━━━ RECORDS FOR THE TASK

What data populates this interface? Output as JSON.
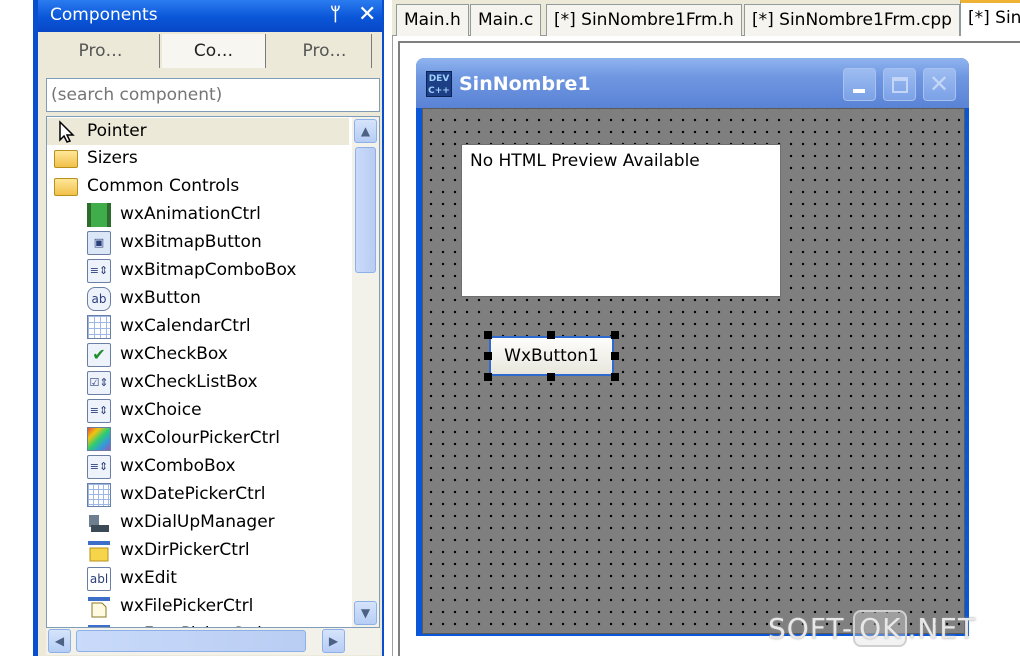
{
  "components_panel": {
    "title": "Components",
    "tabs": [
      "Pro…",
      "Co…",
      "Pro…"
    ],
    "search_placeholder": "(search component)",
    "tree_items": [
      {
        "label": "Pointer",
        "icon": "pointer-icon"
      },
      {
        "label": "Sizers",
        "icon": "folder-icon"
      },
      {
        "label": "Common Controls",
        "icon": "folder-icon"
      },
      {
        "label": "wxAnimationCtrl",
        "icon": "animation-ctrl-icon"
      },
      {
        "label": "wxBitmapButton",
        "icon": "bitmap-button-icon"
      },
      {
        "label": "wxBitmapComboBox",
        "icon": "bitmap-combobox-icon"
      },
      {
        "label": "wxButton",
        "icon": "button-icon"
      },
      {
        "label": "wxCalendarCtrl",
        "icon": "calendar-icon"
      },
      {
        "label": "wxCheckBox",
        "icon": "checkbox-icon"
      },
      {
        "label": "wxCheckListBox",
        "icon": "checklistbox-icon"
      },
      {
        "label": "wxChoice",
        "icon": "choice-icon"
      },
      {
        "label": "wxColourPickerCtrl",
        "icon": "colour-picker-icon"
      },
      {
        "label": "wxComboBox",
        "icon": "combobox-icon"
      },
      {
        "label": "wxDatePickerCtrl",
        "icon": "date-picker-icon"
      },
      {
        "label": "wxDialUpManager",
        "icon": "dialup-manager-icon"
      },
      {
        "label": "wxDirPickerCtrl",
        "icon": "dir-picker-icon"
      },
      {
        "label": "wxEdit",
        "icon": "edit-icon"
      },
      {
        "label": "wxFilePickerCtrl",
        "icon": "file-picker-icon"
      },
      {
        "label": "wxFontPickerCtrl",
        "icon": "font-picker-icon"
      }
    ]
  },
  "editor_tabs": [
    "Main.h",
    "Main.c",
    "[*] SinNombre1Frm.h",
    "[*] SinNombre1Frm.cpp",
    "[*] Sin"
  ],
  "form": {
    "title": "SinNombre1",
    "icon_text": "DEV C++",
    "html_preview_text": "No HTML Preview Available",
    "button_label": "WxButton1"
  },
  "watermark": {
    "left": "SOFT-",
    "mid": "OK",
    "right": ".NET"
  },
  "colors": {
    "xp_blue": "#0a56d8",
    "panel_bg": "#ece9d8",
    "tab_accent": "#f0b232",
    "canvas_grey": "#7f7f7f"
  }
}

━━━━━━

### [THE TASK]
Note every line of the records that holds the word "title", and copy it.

### [ANSWER FOR THE TASK]
    "title": "Components",
    "title": "SinNombre1",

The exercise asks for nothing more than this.